I lost my virginity in a boarding house in the Bronx.  It didn’t hurt, but it didn’t feel good either.  It felt like sitting in one of those positions that makes your leg fall asleep.  I was fourteen and he was twentysomething.  His name was Magic.

In my neighborhood, everyone had street names, like Eight Ball or Cell Block.  When I met Magic on 188th and Valentine, he pulled a quarter from behind my ear.  Most guys didn’t try that hard.  He gave me the quarter and put his arm around me.  “You wanna hang out sometime?” 

My friend Suzette (AKA Wild Child) and I had decided last week over a forty and a blunt.  It was time.  Virginity was a liability in my neighborhood, one more thing I had to carry around with my shank and my bus pass.  “Let’s just get rid of the damn thing,” she had said.

I put the magic quarter in my pocket.  “I’ll hang out.”

“Yeahcool,” he said, like it was one word.  

Magic sold heroin and crack on the corner of 192nd and Decatur.  On our first date, I sat on a building stoop and watched him.  He walked up and down the block, calling out drug names:  “Wall Street! Nightrider! Thunderbird!”  I pretended to play lookout even though I was just sitting there smoking cigarettes.

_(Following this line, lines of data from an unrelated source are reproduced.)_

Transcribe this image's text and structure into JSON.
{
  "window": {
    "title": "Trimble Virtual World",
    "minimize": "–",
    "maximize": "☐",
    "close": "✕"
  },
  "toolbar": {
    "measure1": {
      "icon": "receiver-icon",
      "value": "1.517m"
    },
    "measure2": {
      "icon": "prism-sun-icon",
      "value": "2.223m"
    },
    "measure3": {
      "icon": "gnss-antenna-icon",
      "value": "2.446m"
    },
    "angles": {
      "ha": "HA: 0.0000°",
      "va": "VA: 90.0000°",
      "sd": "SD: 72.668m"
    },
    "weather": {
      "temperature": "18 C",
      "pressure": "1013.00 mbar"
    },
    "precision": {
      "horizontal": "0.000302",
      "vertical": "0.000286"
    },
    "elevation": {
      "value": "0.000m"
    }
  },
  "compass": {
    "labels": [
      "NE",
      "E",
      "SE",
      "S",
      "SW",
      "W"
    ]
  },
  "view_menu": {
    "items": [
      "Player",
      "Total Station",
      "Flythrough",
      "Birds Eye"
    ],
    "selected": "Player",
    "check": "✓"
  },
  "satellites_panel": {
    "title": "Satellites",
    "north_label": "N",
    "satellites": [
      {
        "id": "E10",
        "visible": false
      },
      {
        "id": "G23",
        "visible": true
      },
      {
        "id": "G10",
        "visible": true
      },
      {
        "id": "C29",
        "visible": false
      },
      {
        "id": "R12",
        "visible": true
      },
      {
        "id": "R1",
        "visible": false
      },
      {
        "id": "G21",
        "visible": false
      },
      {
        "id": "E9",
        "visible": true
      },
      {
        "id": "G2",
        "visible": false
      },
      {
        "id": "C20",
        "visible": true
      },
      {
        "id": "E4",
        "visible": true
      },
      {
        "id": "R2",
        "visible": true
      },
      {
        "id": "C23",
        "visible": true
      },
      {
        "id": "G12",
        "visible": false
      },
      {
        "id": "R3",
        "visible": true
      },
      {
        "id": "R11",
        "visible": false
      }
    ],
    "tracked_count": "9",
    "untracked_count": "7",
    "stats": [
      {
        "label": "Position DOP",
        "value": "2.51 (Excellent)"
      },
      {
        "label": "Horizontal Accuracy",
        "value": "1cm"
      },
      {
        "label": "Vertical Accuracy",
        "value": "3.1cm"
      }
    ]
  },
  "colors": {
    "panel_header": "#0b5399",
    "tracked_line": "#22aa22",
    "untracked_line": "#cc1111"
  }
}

On our second date, in his room at the boarding house, he blasted KRS One “Sound of da Police.”  There was a tiny gun on the table and I made him take out the six tiny bullets before I agreed to take off my clothes.  I had never seen such a tiny gun, and I stared at it while Magic got on top of me. 

I thought I should moan or call something out, but I couldn’t bring myself to call out “Magic.”  It wasn’t.  I had been waiting for this, fantasizing about it as I lay in bed at night, my hand in my panties, picturing Vanilla Ice.  I looked at the tiny gun with the six tiny bullets next to it, and imagined myself calling out, “Wall Street! Nightrider! Thunderbird!”  I laughed a little, but Magic didn’t notice.

Even though the sex wasn’t the greatest, I felt something for him.  Our bodies had been so close.  But when Magic jumped up and flipped over the cassette, lit a cigarette and started counting money, I saw that it didn’t mean anything to him.  I could have been any chicken head, any White Girl, which was my street name.  I know.  Not that creative.

A few days later, when I saw Magic on Marion and 189th he almost walked right past me.  I grabbed his arm. “Hey, Magic.”

He smiled and shoved his hands in his pockets.  No tricks for me. “Hey, ma, what’s up?” 

I wanted something from him, I don’t know what.  Maybe a smile or a deep look, something leftover from when we had been skin to skin.

“Anyways, I gotta go,” he said.  “Eight Ball’s waitin’ up the block.” 

I felt around in my pocket for the magic quarter, but it wasn’t there.  I had either spent it or lost it.  Or maybe it just disappeared. 

image: Aaron Burch